President Jimmy Carter has been one of my heroes my entire life.
I was born years after his presidency, so I never knew him as a politician. I grew up knowing him as the former president that was out there building houses, fighting disease, and negotiating with world leaders. I remember reading an article once about how he nearly punched the then-president of South Africa for refusing to allow AIDS to be treated. Just a few months ago, he fainted from dehydration on a Habitat for Humanity build site in Canada. He’s ninety three. He’s been doing this kind of thing for decades, and every time I read an article or a quote or one of his books that discusses what he’s up to, I’m inspired.
So many accounts of what people disliked about his presidency and the way he presented himself strike me as things I’d have appreciated. Perhaps part of that comes from being part of a generation that grew up after Reaganites and the rise of the evangelicals in politics, in an era of mass surveillance and seemingly constant misleading of the public by politicians from all parts of the spectrum, but what I want in a president is someone that I can trust is trying to do the right thing.
Jimmy Carter was and is a good man. A moral one. When he failed, he took responsibility. When he succeeded, he focused on what remained to be done. He led the country with principle. He believed doing what he thought was right, regardless of what consequences it might have on his political career. He cared about the citizens of the world, not just the United States. I don’t agree with everything he did. Part of that is that I have the benefit of hindsight and I know the consequences of some of those decisions. Part of it is a disagreement on policy. But I would never suggest he’s anything other than a decent person because for decades now, he’s demonstrated that he cares about improving the world we live in. He thought about his decisions and cared more about peace than the perception of strength.

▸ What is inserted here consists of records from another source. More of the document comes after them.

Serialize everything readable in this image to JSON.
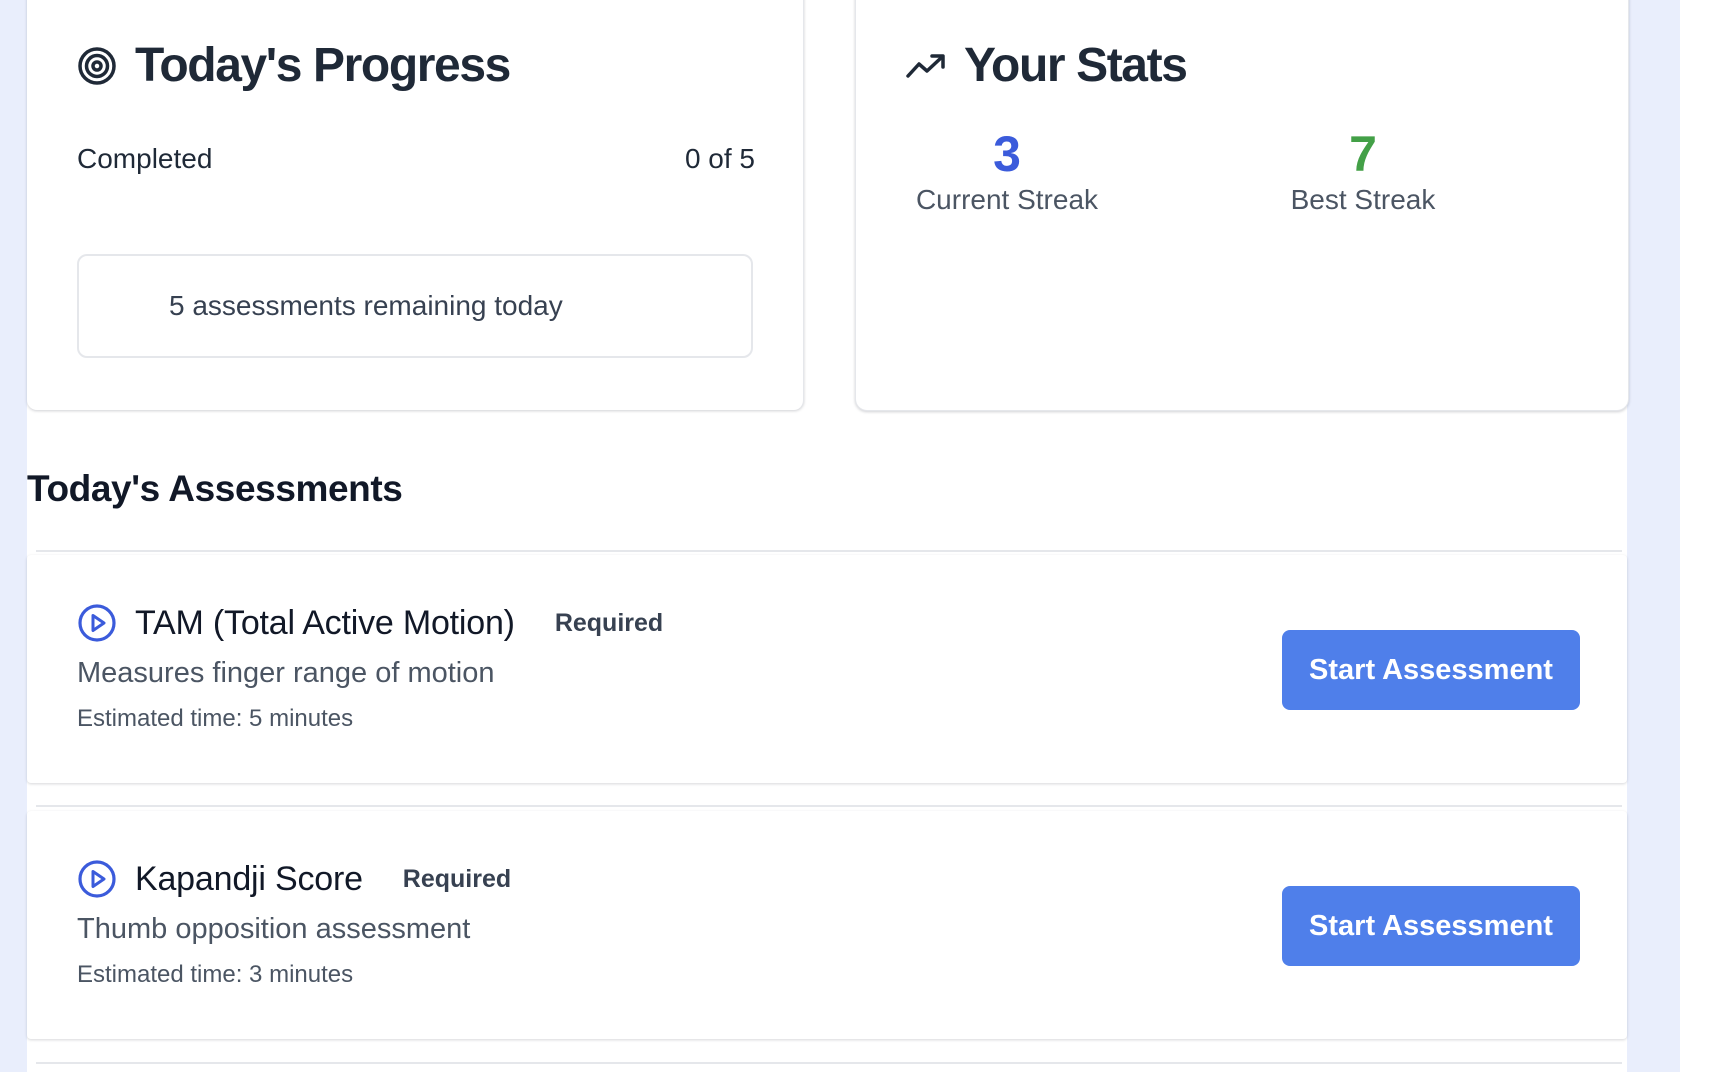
{
  "progress_card": {
    "title": "Today's Progress",
    "icon": "target-icon",
    "completed_label": "Completed",
    "completed_value": "0 of 5",
    "completed_count": 0,
    "total_count": 5,
    "remaining_text": "5 assessments remaining today"
  },
  "stats_card": {
    "title": "Your Stats",
    "icon": "trending-up-icon",
    "current_streak": {
      "value": "3",
      "label": "Current Streak",
      "color": "#3b5bdb"
    },
    "best_streak": {
      "value": "7",
      "label": "Best Streak",
      "color": "#43a047"
    }
  },
  "assessments_section": {
    "title": "Today's Assessments",
    "items": [
      {
        "name": "TAM (Total Active Motion)",
        "badge": "Required",
        "description": "Measures finger range of motion",
        "time": "Estimated time: 5 minutes",
        "button_label": "Start Assessment",
        "icon": "play-circle-icon"
      },
      {
        "name": "Kapandji Score",
        "badge": "Required",
        "description": "Thumb opposition assessment",
        "time": "Estimated time: 3 minutes",
        "button_label": "Start Assessment",
        "icon": "play-circle-icon"
      }
    ]
  },
  "colors": {
    "accent": "#4f7fea",
    "icon_blue": "#3b5bdb",
    "page_background": "#e9eefc"
  }
}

I want that honesty today. I wish that there was someone out there in politics with that fundamental goodness, someone that appeals to our better angels. To me, that is inspiration. Not meaningless platitudes and lofty speeches, not scapegoating and misdirection. A president that remembers he is supposed to be a public servant. A president that acknowledges that this country is far from perfect, and that we can’t make it better.

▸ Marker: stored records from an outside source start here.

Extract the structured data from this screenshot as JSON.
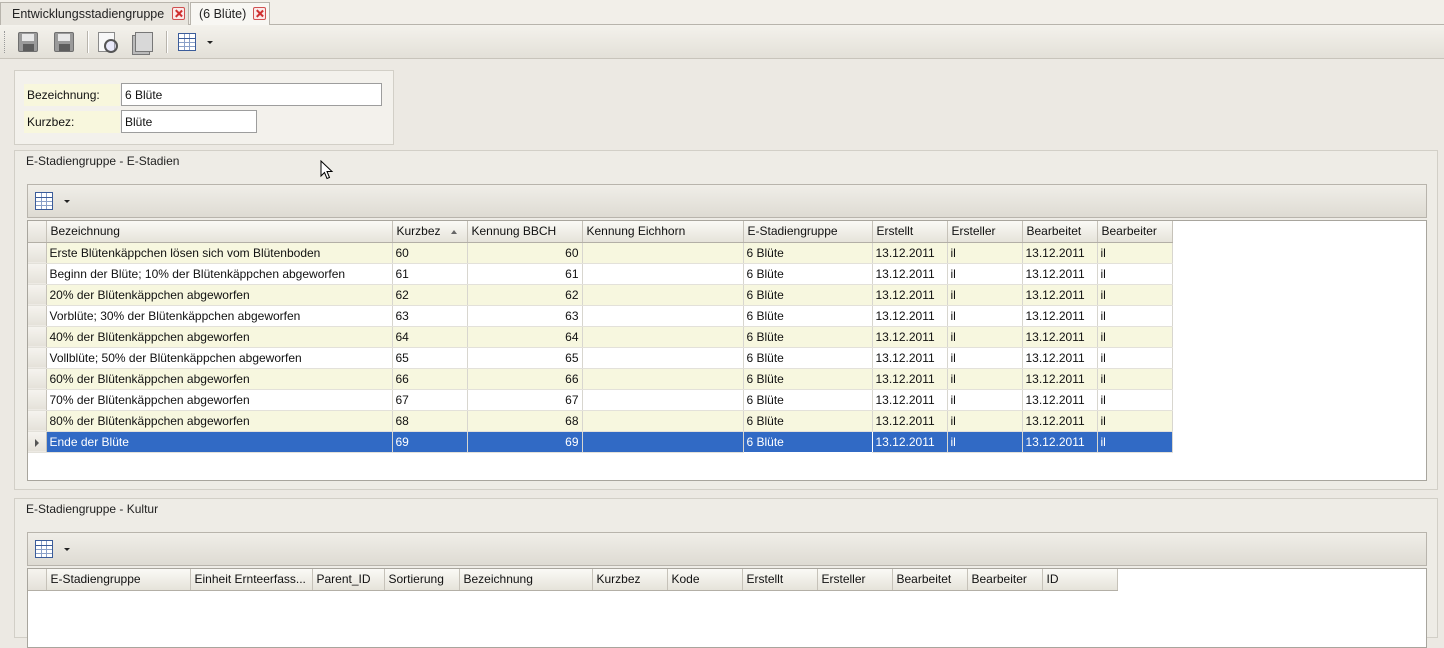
{
  "tabs": [
    {
      "label": "Entwicklungsstadiengruppe"
    },
    {
      "label": "(6 Blüte)"
    }
  ],
  "form": {
    "bezeichnung_label": "Bezeichnung:",
    "bezeichnung_value": "6 Blüte",
    "kurzbez_label": "Kurzbez:",
    "kurzbez_value": "Blüte"
  },
  "stadien": {
    "title": "E-Stadiengruppe - E-Stadien",
    "columns": [
      "Bezeichnung",
      "Kurzbez",
      "Kennung BBCH",
      "Kennung Eichhorn",
      "E-Stadiengruppe",
      "Erstellt",
      "Ersteller",
      "Bearbeitet",
      "Bearbeiter"
    ],
    "rows": [
      [
        "Erste Blütenkäppchen lösen sich vom Blütenboden",
        "60",
        "60",
        "",
        "6 Blüte",
        "13.12.2011",
        "il",
        "13.12.2011",
        "il"
      ],
      [
        "Beginn der Blüte; 10% der Blütenkäppchen abgeworfen",
        "61",
        "61",
        "",
        "6 Blüte",
        "13.12.2011",
        "il",
        "13.12.2011",
        "il"
      ],
      [
        "20% der Blütenkäppchen abgeworfen",
        "62",
        "62",
        "",
        "6 Blüte",
        "13.12.2011",
        "il",
        "13.12.2011",
        "il"
      ],
      [
        "Vorblüte; 30% der Blütenkäppchen abgeworfen",
        "63",
        "63",
        "",
        "6 Blüte",
        "13.12.2011",
        "il",
        "13.12.2011",
        "il"
      ],
      [
        "40% der Blütenkäppchen abgeworfen",
        "64",
        "64",
        "",
        "6 Blüte",
        "13.12.2011",
        "il",
        "13.12.2011",
        "il"
      ],
      [
        "Vollblüte; 50% der Blütenkäppchen abgeworfen",
        "65",
        "65",
        "",
        "6 Blüte",
        "13.12.2011",
        "il",
        "13.12.2011",
        "il"
      ],
      [
        "60% der Blütenkäppchen abgeworfen",
        "66",
        "66",
        "",
        "6 Blüte",
        "13.12.2011",
        "il",
        "13.12.2011",
        "il"
      ],
      [
        "70% der Blütenkäppchen abgeworfen",
        "67",
        "67",
        "",
        "6 Blüte",
        "13.12.2011",
        "il",
        "13.12.2011",
        "il"
      ],
      [
        "80% der Blütenkäppchen abgeworfen",
        "68",
        "68",
        "",
        "6 Blüte",
        "13.12.2011",
        "il",
        "13.12.2011",
        "il"
      ],
      [
        "Ende der Blüte",
        "69",
        "69",
        "",
        "6 Blüte",
        "13.12.2011",
        "il",
        "13.12.2011",
        "il"
      ]
    ],
    "selected_row": 9
  },
  "kultur": {
    "title": "E-Stadiengruppe - Kultur",
    "columns": [
      "E-Stadiengruppe",
      "Einheit Ernteerfass...",
      "Parent_ID",
      "Sortierung",
      "Bezeichnung",
      "Kurzbez",
      "Kode",
      "Erstellt",
      "Ersteller",
      "Bearbeitet",
      "Bearbeiter",
      "ID"
    ]
  },
  "colors": {
    "selection": "#316ac5",
    "alt_row": "#f7f7df",
    "label_bg": "#f8f7dd"
  },
  "icons": [
    "save-close-icon",
    "save-icon",
    "print-preview-icon",
    "print-icon",
    "grid-layout-icon"
  ]
}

Carter left office and became a citizen that uses his voice, his time, and his labour to draw attention to worthy causes and contribute to helping people in need. It’s a good reminder. Most of us will never become president or go into politics at all. We won’t have the ability to reach nearly as many people. But we can still help in our small way, and together, we can make a difference. We can become better people, and we can make the world a better place.

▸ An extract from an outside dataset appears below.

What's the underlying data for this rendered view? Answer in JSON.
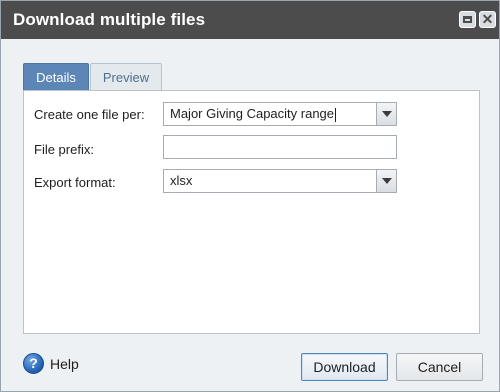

It makes me feel better to remember there are Jimmy Carters out there. The world is a scary place. So often, politicians astound me with how far they can stretch a lack of compassion. Every time I think that there’s nothing anyone can say or do that’ll surprise me anymore, they prove me wrong. But then I remember that there are people like Carter, blasted for naivety and being overly idealistic, and I smile, because the world still has decent people. We should all aspire to be even a little bit more like them.